“I felt like I needed to move somewhere else to keep learning in life,” says the HIV advocate and independent consultant, who lives in San Francisco. “I just took that risk.”
After his initial HIV test came back positive in 1985, Guillén got tested five more times before finally accepting his diagnosis.
Without family or a community to turn to for support, Guillén faced his condition alone for many years. But he never gave up.
Knowing how a lack of community can affect people living with HIV, especially long-term survivors, Guillén took action.
In 2015, he created the HIV Long Term Survivors group on Facebook, which has nearly 5,000 members and is open to everyone who identifies as a long-term survivor, including those diagnosed since the advent of effective antiretroviral treatment for HIV in 1996.
“My conception from the beginning was to open a group that was based on acceptance and inclusiveness and not on denial of whoever you are,” he says.
Guillén is incredibly proud of the diverse Facebook group, which includes women, transgender people, heterosexual men, men who have sex with men, and more.
He is also the cochair of San Francisco’s HIV and Aging Workgroup and a member of the Long Term Care Coordinating Council, which advises the mayor on policy pertaining to older adults and people with disabilities.
One of his many ambitions is to connect organizations for people living with HIV with those for older adults. “Most of us didn’t plan to have a life growing older, so we’re not prepared now,” Guillén explains. “We don’t have those resources.”
In 2016, Guillén was featured in the award-winning documentary Last Men Standing, which chronicled the stories of eight HIV long-term survivors in San Francisco. He also appeared in the film’s poster.
“I was the one representing this community with constant pain,” says Guillén, who suffers from neuropathy. “I was representing the immigrants and Latinos.”
A singer and composer, Guillén wrote the song “Surviving Still” to raise awareness of the plight of long-term survivors.

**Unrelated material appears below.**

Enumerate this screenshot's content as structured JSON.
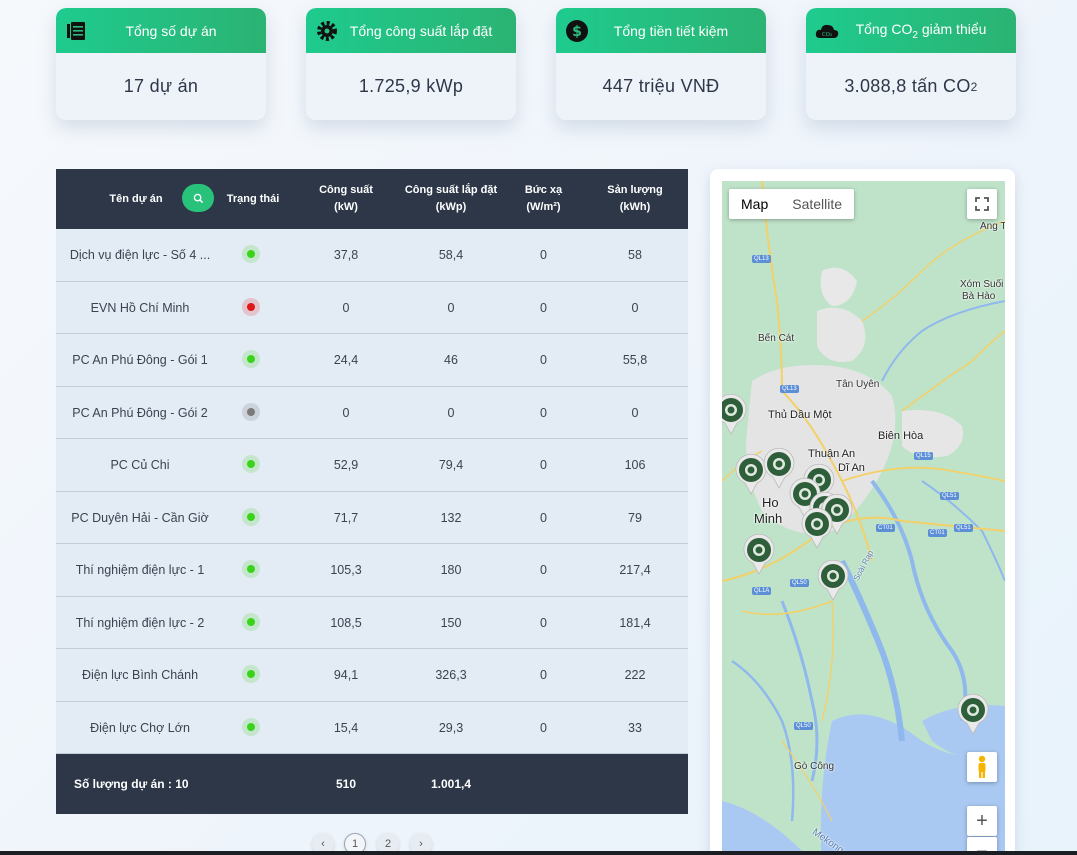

“We have to get out of the HIV bubble and talk to the world,” Guillén says. “The world needs to know what happened after the early days of the epidemic and what happened to these people now growing older with HIV.”
Surviving Still - Jesús Guillén fights for #HIV long-term survivors http://ow.ly/8MXK30mgJ3F #advocacy via @pozmagazine